We saw this in Mexico City in the 1970s, when the city was reaching full capacity on its roads. In order to increase the available space for cars, the construction of a system of major thoroughfares was announced. Many boulevards lost their medians and trees to become one-way seven-lane streets crossing the city from one end to another. Their construction was very painful for city inhabitants, and during this time the traffic increased while buildings were torn down to make way for construction, sending dust everywhere. Nevertheless, in a few months’ time, the thoroughfares (known as the Ejes) gave car drivers an immediate increase of space and made it possible for drivers to cross the city in very short time while avoiding small winding streets. This was a very successful policy in terms of approval, however, the noxious consequences of these axes became evident only a few years later. Links between neighborhoods were lost; the increase of speed limits also brought new threats for pedestrians; people found incentives to buy more cars and therefore pollution levels also rose. Evidently, the city had once again reached capacity on its streets, and regrettably during the following decades the answer pursued by the city government was to keep finding ways to create more road space.

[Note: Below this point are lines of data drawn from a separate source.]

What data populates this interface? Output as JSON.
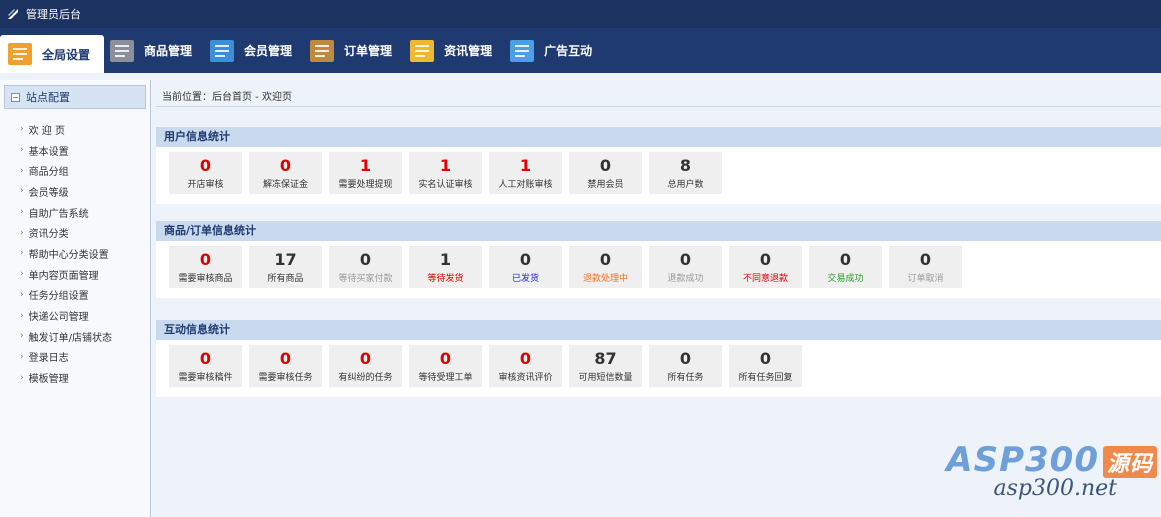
{
  "header": {
    "title": "管理员后台"
  },
  "nav": [
    {
      "label": "全局设置",
      "active": true,
      "icon": "settings-icon",
      "color": "#f0a030"
    },
    {
      "label": "商品管理",
      "active": false,
      "icon": "grid-icon",
      "color": "#8a8f99"
    },
    {
      "label": "会员管理",
      "active": false,
      "icon": "member-card-icon",
      "color": "#3a8fd8"
    },
    {
      "label": "订单管理",
      "active": false,
      "icon": "wallet-icon",
      "color": "#c08a3e"
    },
    {
      "label": "资讯管理",
      "active": false,
      "icon": "news-icon",
      "color": "#f0b830"
    },
    {
      "label": "广告互动",
      "active": false,
      "icon": "list-icon",
      "color": "#4aa0e8"
    }
  ],
  "sidebar": {
    "heading": "站点配置",
    "items": [
      "欢 迎 页",
      "基本设置",
      "商品分组",
      "会员等级",
      "自助广告系统",
      "资讯分类",
      "帮助中心分类设置",
      "单内容页面管理",
      "任务分组设置",
      "快递公司管理",
      "触发订单/店铺状态",
      "登录日志",
      "模板管理"
    ]
  },
  "breadcrumb": "当前位置：后台首页 - 欢迎页",
  "sections": [
    {
      "title": "用户信息统计",
      "stats": [
        {
          "value": "0",
          "label": "开店审核",
          "value_color": "#e00000",
          "label_color": "#333333"
        },
        {
          "value": "0",
          "label": "解冻保证金",
          "value_color": "#e00000",
          "label_color": "#333333"
        },
        {
          "value": "1",
          "label": "需要处理提现",
          "value_color": "#e00000",
          "label_color": "#333333"
        },
        {
          "value": "1",
          "label": "实名认证审核",
          "value_color": "#e00000",
          "label_color": "#333333"
        },
        {
          "value": "1",
          "label": "人工对账审核",
          "value_color": "#e00000",
          "label_color": "#333333"
        },
        {
          "value": "0",
          "label": "禁用会员",
          "value_color": "#333333",
          "label_color": "#333333"
        },
        {
          "value": "8",
          "label": "总用户数",
          "value_color": "#333333",
          "label_color": "#333333"
        }
      ]
    },
    {
      "title": "商品/订单信息统计",
      "stats": [
        {
          "value": "0",
          "label": "需要审核商品",
          "value_color": "#e00000",
          "label_color": "#333333"
        },
        {
          "value": "17",
          "label": "所有商品",
          "value_color": "#333333",
          "label_color": "#333333"
        },
        {
          "value": "0",
          "label": "等待买家付款",
          "value_color": "#333333",
          "label_color": "#999999"
        },
        {
          "value": "1",
          "label": "等待发货",
          "value_color": "#333333",
          "label_color": "#e00000"
        },
        {
          "value": "0",
          "label": "已发货",
          "value_color": "#333333",
          "label_color": "#2a2ad8"
        },
        {
          "value": "0",
          "label": "退款处理中",
          "value_color": "#333333",
          "label_color": "#f07020"
        },
        {
          "value": "0",
          "label": "退款成功",
          "value_color": "#333333",
          "label_color": "#999999"
        },
        {
          "value": "0",
          "label": "不同意退款",
          "value_color": "#333333",
          "label_color": "#e00000"
        },
        {
          "value": "0",
          "label": "交易成功",
          "value_color": "#333333",
          "label_color": "#2a9a2a"
        },
        {
          "value": "0",
          "label": "订单取消",
          "value_color": "#333333",
          "label_color": "#999999"
        }
      ]
    },
    {
      "title": "互动信息统计",
      "stats": [
        {
          "value": "0",
          "label": "需要审核稿件",
          "value_color": "#e00000",
          "label_color": "#333333"
        },
        {
          "value": "0",
          "label": "需要审核任务",
          "value_color": "#e00000",
          "label_color": "#333333"
        },
        {
          "value": "0",
          "label": "有纠纷的任务",
          "value_color": "#e00000",
          "label_color": "#333333"
        },
        {
          "value": "0",
          "label": "等待受理工单",
          "value_color": "#e00000",
          "label_color": "#333333"
        },
        {
          "value": "0",
          "label": "审核资讯评价",
          "value_color": "#e00000",
          "label_color": "#333333"
        },
        {
          "value": "87",
          "label": "可用短信数量",
          "value_color": "#333333",
          "label_color": "#333333"
        },
        {
          "value": "0",
          "label": "所有任务",
          "value_color": "#333333",
          "label_color": "#333333"
        },
        {
          "value": "0",
          "label": "所有任务回复",
          "value_color": "#333333",
          "label_color": "#333333"
        }
      ]
    }
  ],
  "watermark": {
    "brand": "ASP300",
    "tag": "源码",
    "domain": "asp300.net"
  }
}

Increasing road space is not a long-term solution. Around the world, urbanists and city planners have come to the conclusion that there is no way around traffic. The only way to address or resolve the issue of traffic it is to make driving less attractive and make alternative ways of transport more efficient. But the problem with implementing a mobility solution that will offer sustainable transport in the future is that car-oriented policies are not only desirable to the car-owning population, but also by the population who wishes to own a car, making pro-car policies very attractive for politicians. Historically, the creation of more and wider streets has solved traffic problems in the short run, but the solution backfires after time by only intensifying the issue.

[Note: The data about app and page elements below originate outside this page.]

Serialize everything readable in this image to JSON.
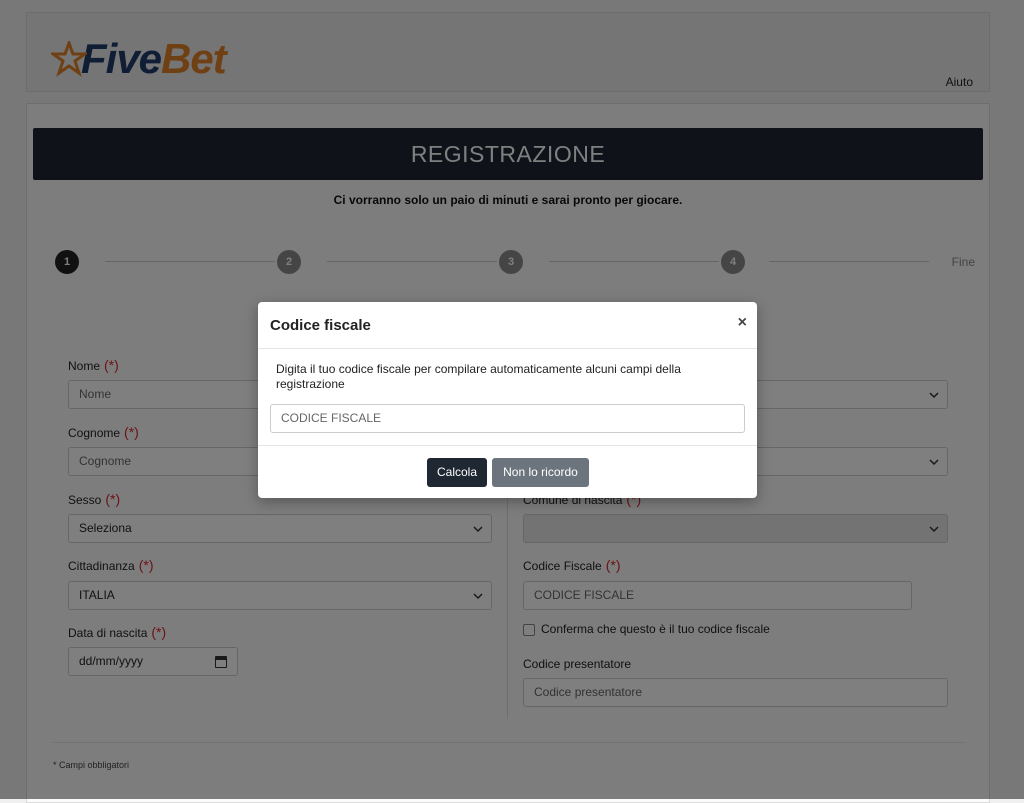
{
  "header": {
    "logo_five": "Five",
    "logo_bet": "Bet",
    "help_link": "Aiuto"
  },
  "registration": {
    "title": "REGISTRAZIONE",
    "subtitle": "Ci vorranno solo un paio di minuti e sarai pronto per giocare.",
    "steps": [
      "1",
      "2",
      "3",
      "4"
    ],
    "steps_end": "Fine",
    "required_mark": "(*)",
    "fields": {
      "nome_label": "Nome",
      "nome_placeholder": "Nome",
      "cognome_label": "Cognome",
      "cognome_placeholder": "Cognome",
      "sesso_label": "Sesso",
      "sesso_value": "Seleziona",
      "cittadinanza_label": "Cittadinanza",
      "cittadinanza_value": "ITALIA",
      "nascita_label": "Data di nascita",
      "nascita_placeholder": "dd/mm/yyyy",
      "comune_label": "Comune di nascita",
      "codice_fiscale_label": "Codice Fiscale",
      "codice_fiscale_placeholder": "CODICE FISCALE",
      "conferma_label": "Conferma che questo è il tuo codice fiscale",
      "presentatore_label": "Codice presentatore",
      "presentatore_placeholder": "Codice presentatore"
    },
    "footnote": "* Campi obbligatori"
  },
  "modal": {
    "title": "Codice fiscale",
    "close": "×",
    "description": "Digita il tuo codice fiscale per compilare automaticamente alcuni campi della registrazione",
    "input_placeholder": "CODICE FISCALE",
    "calcola": "Calcola",
    "non_ricordo": "Non lo ricordo"
  },
  "colors": {
    "brand_dark": "#1f2733",
    "brand_orange": "#e0812a",
    "brand_blue": "#1e3a6b",
    "required_red": "#d9262b"
  }
}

In order to have society demand long-term policies implemented by incumbents who we know care most about the short term, the goal must be for governments to efficiently communicate in the present time a policy’s future benefits. To achieve this, long-term policies must become legible, meaning that their goals must be easily understood by citizens. If this task seems rather easy, let us remember that it is seldom applied. When voters are aware of the future benefits of a policy, even if the present costs are high, they are more likely to reward incumbents for their decisions; for example, let us consider how investing in elementary education has become a policy cherished by voters today, even when the future benefits will take some time to be felt. Legibility in policy not only boosts the implementation of better policies, it also becomes a tool for informed citizens to go against popular but noxious policies and demand solutions for the future.

In sum, within a democratic context there are specific incentives that determine the creation of policy, and multiple preferences of society are an important factor for their implementation, despite the potential for a popular policy to produce harmful effects in the future. Since politicians often pursue policies that grant them immediate political capital, regardless of their future consequences, the legibility of policies becomes a key factor for any democratic regime. In order for governments to be able to answer to society’s demands without pursuing policies that could hinder future generations, their policies must become easily legible. Legibility is a political tool that should be more often applied due to its potential to align good politics and good policy.